Missionaries found allies among Korean intellectuals in the final years of the Joseon kingdom. Together, they produced The Independent (Tongnip Sinmun), the first newspaper published in Korean language.[7][4] The newspaper promoted iconoclasm and addressed government officials on the necessity to eradicate the indigenous religion.[7]

In 1896, the police began to arrest shamans, destroy shrines and burn ritual tools. These events were acclaimed by The Independent.[8] At one point, the newspaper even came to criticise Buddhist monks.[8]

Japanese occupation (1910–1945)[edit]

Campaigns against Korean indigenous religious traditions also accompanied Japan's annexation of the Korean peninsula. The Japanese had already equated secularisation with modernity in their own country.[8] The colonial police harassed and sometimes arrested shamans, though official policies against Korean shamanism were neither monolithic nor consistent.[8]

Following the rhetoric of The Independent of the foregoing generation, the colonial government portrayed the indigenous religion and the shamans as irrational and wasteful, adding the notion that they were also unhygienic.[9] Urban people adopted this rhetoric, seeking to distinguish themselves from their own rural origins.[9] Migrants to the cities rejected gut healing and traditional medicine.[9]

This paradigm would have become central to the projects for countryside development enacted in the independent South Korea.[3]

Yi Seungman's government (1948–1960)[edit]

Under Yi Seungman's government, shamans were routinely harassed and arrested by the police.[10] Protestants in Jeju Island led a "campaign against gods", through which they tried to exterminate Jeju's religious tradition and its pantheon of 18,000 deities.

New Community Movement (1970s)[edit]

In the 1970s, the president Park Chung-hee started the New Community Movement (Saemaul Undong), a mass mobilisation intended to transform rural society in both form and spirit.[3] Local communities were involved in a variety of public works.[11]

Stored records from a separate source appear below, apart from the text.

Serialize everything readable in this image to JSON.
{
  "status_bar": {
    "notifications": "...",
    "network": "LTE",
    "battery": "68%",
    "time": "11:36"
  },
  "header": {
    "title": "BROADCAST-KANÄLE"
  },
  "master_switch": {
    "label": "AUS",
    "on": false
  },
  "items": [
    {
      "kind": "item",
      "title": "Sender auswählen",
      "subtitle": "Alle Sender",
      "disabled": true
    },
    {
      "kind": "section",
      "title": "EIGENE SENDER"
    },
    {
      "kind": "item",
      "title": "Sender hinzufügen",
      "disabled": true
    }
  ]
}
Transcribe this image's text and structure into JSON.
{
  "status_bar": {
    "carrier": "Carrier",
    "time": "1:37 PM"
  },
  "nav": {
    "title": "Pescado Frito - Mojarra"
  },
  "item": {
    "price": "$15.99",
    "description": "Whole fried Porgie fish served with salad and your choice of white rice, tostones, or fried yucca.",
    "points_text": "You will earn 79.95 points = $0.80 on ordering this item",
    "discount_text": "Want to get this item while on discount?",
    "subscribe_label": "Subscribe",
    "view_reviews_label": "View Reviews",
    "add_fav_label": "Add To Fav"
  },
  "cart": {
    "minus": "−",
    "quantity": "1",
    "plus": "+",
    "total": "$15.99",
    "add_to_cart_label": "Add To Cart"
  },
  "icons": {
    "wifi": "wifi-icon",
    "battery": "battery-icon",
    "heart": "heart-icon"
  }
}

Under the banner of such reform, a formal "Movement to Overthrow Superstition" (Misin Tapa Undong) was started. With official encouragement, police and local leaders suppressed gut rites and local cults.[3] They poured gasoline on village shrines and torched them, destroyed sacred trees, totem poles, and cairns, raided gut and arrested shamans.[3][11] Contemporary commenters criticise the movement for having damaged the indigenous religious tradition and having caused much of the South Korean population to adopt the foreign Christian religion.[3]

Legacy[edit]

In the aftermath of the wave of "anti-superstition movements", Korean indigenous religion was severely weakened. Since the 1980s, however, traditional religion and shamanism have experienced a revival in South Korea.[3] Since the 1990s, shamans started to be regarded as "bearers of culture".[12] Today, Korean shamanism is recognised as a legitimate "religion" in South Korea, and there is widespread acknowledgement of "Muism" or "Sindo"—how shamanism is called—as the natural religion of the Koreans.[13]

See also[edit]

References[edit]

  1. ^ a b c Kendall (2010), pp. 4–7.
  2. ^ Connor & Samuel (2001), pp. 28–29.
  3. ^ a b c d e f g Kendall (2010), p. 10.
  4. ^ a b Connor & Samuel (2001), p. 29.
  5. ^ a b Kendall (2010), p. 5.
  6. ^ Kendall (2010), p. 6.
  7. ^ a b Kendall (2010), p. 7.
  8. ^ a b c d Kendall (2010), p. 8.
  9. ^ a b c Kendall (2010), p. 9.
  10. ^ Connor & Samuel (2001), p. 31.
  11. ^ a b Connor & Samuel (2001), p. 28.
  12. ^ Kendall (2010), p. 22.
  13. ^ Kendall (2010), pp. 29–30.

Sources[edit]

  • Connor, Linda; Samuel, Geoffrey, eds. (2001). Healing Powers and Modernity: Traditional Medicine, Shamanism, and Science in Asian Societies. Greenwood Publishing Group. ISBN 0897897153.
  • Kendall, Laurel (2010). Shamans, Nostalgias, and the IMF: South Korean Popular Religion in Motion. University of Hawaii Press. ISBN 0824833988.